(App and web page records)
* * * *

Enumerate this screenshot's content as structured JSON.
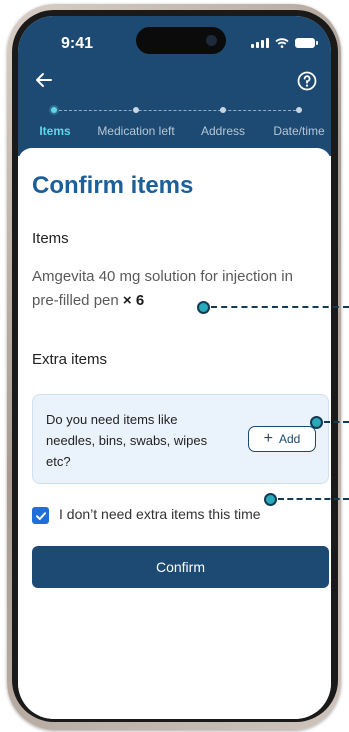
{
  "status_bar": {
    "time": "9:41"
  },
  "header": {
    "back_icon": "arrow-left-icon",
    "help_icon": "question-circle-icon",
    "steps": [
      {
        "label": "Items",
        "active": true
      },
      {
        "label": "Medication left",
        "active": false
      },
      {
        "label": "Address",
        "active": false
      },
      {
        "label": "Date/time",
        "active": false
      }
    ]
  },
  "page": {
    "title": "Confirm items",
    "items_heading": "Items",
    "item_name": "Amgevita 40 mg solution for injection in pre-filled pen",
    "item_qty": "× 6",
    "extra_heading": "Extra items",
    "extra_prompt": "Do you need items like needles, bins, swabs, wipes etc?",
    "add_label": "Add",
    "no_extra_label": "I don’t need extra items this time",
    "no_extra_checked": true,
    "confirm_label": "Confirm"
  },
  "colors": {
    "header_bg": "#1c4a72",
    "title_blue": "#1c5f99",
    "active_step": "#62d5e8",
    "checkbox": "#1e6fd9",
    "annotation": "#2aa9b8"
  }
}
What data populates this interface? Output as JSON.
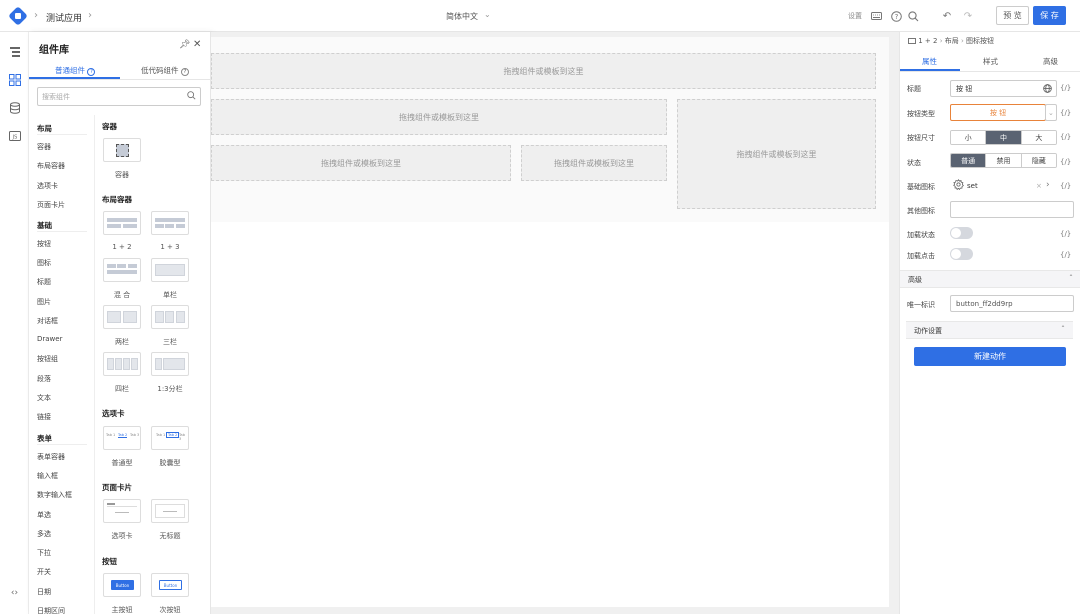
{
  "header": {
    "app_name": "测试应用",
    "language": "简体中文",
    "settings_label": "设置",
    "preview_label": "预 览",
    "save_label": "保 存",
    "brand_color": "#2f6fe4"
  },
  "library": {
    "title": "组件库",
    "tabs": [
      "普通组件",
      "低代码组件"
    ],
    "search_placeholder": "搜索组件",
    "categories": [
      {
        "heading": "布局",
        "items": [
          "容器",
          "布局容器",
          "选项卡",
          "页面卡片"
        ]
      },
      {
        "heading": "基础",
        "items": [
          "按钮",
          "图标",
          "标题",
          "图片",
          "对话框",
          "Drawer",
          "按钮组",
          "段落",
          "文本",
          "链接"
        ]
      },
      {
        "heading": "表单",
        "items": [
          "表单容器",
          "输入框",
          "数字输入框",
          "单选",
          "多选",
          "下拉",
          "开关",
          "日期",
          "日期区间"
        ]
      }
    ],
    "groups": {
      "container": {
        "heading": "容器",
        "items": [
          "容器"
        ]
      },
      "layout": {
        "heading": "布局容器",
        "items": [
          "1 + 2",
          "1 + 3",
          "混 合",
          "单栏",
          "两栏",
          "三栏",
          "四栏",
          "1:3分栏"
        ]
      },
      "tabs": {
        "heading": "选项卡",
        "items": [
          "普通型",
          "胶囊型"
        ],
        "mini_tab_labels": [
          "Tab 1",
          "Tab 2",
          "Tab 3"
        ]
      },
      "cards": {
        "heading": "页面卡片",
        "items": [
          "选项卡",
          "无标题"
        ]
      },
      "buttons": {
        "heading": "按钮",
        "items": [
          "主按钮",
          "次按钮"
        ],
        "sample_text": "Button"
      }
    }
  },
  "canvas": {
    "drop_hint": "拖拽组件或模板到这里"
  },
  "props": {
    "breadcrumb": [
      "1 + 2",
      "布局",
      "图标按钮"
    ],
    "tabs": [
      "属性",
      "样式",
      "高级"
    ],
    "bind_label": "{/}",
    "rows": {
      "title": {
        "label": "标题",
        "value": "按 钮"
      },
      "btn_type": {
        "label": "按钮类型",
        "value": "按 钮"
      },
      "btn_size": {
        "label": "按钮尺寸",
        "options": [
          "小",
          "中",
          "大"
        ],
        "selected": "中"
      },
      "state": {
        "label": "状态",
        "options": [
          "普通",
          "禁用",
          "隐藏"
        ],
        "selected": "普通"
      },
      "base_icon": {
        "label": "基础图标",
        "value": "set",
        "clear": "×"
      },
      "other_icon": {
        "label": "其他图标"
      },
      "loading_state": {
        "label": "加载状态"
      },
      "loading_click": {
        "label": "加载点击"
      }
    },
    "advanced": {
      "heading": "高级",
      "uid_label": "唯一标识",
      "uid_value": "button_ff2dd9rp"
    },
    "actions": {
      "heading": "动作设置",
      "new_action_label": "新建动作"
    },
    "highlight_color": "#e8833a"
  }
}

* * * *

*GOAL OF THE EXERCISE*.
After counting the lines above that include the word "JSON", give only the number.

*SOLUTION FOR THIS TASK*.
2